The US Postal Service (USPS) is upgrading its supercomputing and big data analytics capabilities once again to boost efficiency and fight fraud. A recent article at Federal Computer Week reports that Maryland-based FedCentric Technologies has been awarded the five-year $16.7 million contract to super-size the agency’s computing infrastructure.
The USPS already has an impressive 16 terabyte in-memory computing system, located in Eagan, Minn., that checks 528 million mail pieces per day against a database of 400 billion records. The big data system has been a huge success, so much so that FedCentric Technologies was selected to build four more similar supercomputing systems at the Eagan facility, further improving the quality and quantity of data coming through USPS networks.

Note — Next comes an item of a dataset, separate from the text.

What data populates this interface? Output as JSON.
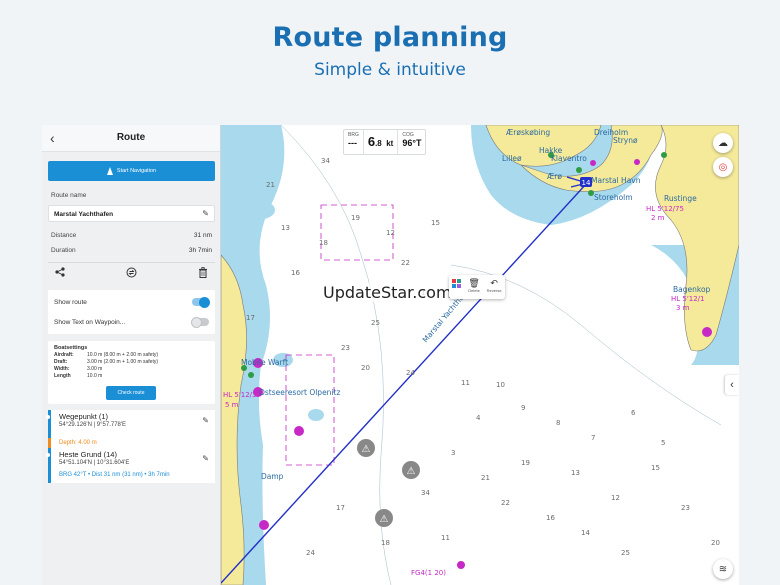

Gerry Kolosvary, president of FedCentric Technologies, told FCW that the USPS will be able to keep close tabs on every piece of mail. In fact, individual mail pieces will be scanned up to 11 times as they go through the USPS systems. The data allows the agency to provide better service.

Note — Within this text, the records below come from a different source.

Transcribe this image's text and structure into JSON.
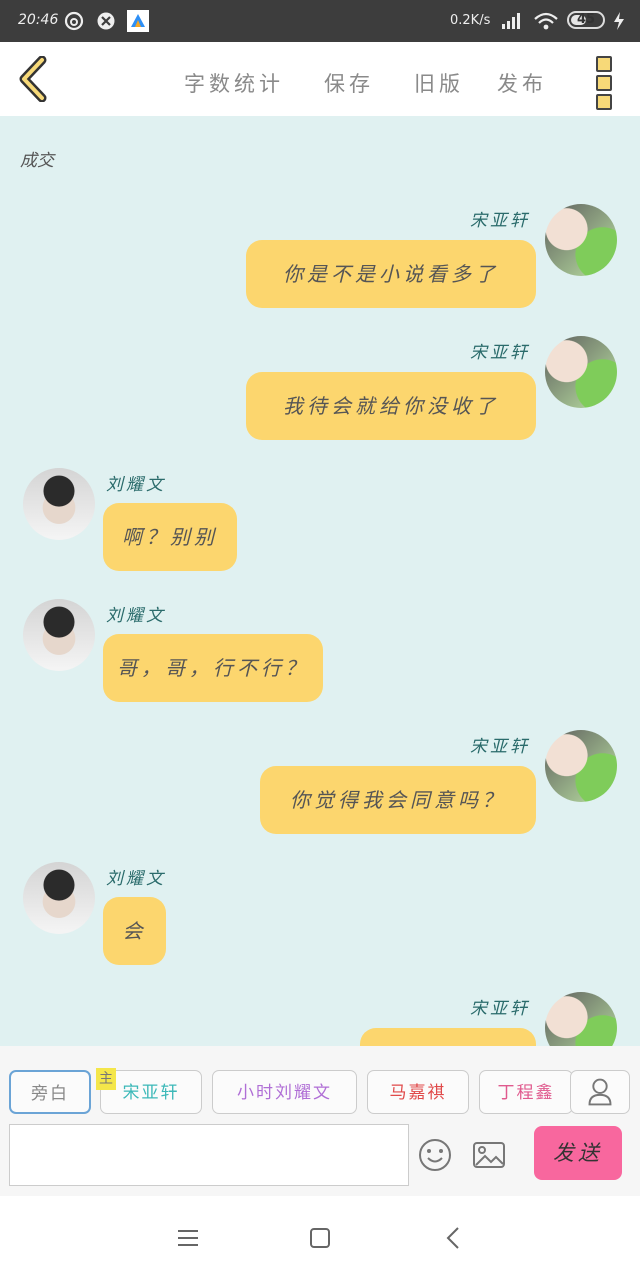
{
  "status_bar": {
    "time": "20:46",
    "net_speed": "0.2K/s",
    "battery": "45"
  },
  "toolbar": {
    "word_count": "字数统计",
    "save": "保存",
    "old_version": "旧版",
    "publish": "发布"
  },
  "chat": {
    "narration": "成交",
    "messages": [
      {
        "sender": "宋亚轩",
        "text": "你是不是小说看多了"
      },
      {
        "sender": "宋亚轩",
        "text": "我待会就给你没收了"
      },
      {
        "sender": "刘耀文",
        "text": "啊？别别"
      },
      {
        "sender": "刘耀文",
        "text": "哥，哥，行不行？"
      },
      {
        "sender": "宋亚轩",
        "text": "你觉得我会同意吗？"
      },
      {
        "sender": "刘耀文",
        "text": "会"
      },
      {
        "sender": "宋亚轩",
        "text": ""
      }
    ]
  },
  "roles": {
    "narration": "旁白",
    "main_tag": "主",
    "r1": "宋亚轩",
    "r2": "小时刘耀文",
    "r3": "马嘉祺",
    "r4": "丁程鑫"
  },
  "composer": {
    "input_value": "",
    "send": "发送"
  },
  "colors": {
    "chat_bg": "#e0f1f1",
    "bubble": "#fcd66e",
    "send_button": "#f8679e",
    "name_text": "#2a6b6b"
  },
  "icons": {
    "back": "chevron-left-icon",
    "more": "more-vertical-icon",
    "emoji": "smile-icon",
    "image": "image-icon",
    "person": "person-icon"
  }
}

“There is great intelligence information coursing through USPS systems,” said Kolosvary. “It allows them to be more competitive moving forward. We know what is in the mail carrier’s bag the next day, and that leads to all kinds of useful decisions, like how many trucks to send out, how many people are needed for a given day. That’s a lot to begin to look at.”
The main theme of this upgrade seems to be efficiency and for the cash-strapped agency, even small efficiency improvements can help close revenue gaps. Although the USPS has an annual operating budget of close to $60 billion, it still operates in the red, but already there are signs that the high-tech strategy is beginning to pay off. After reporting a $16 billion loss last year, the agency narrowed the loss to $6 billion this year. A big chunk of the losses are due to fraud, or even mistakes like missing postage – the big data applications identify these issues and report anomalies to the US Postal Inspection Service for further investigation.
The new big data dynamos will perform some 2 billion scans per day in real-time, comparing package data, such as carrier and routing information, weight and size, against existing records. The current in-memory system provides the USPS with new levels of “visibility, reporting, sortation, fraud detection and deterrence,” according to Kolosvary, and the upgrade will boost these abilities even more.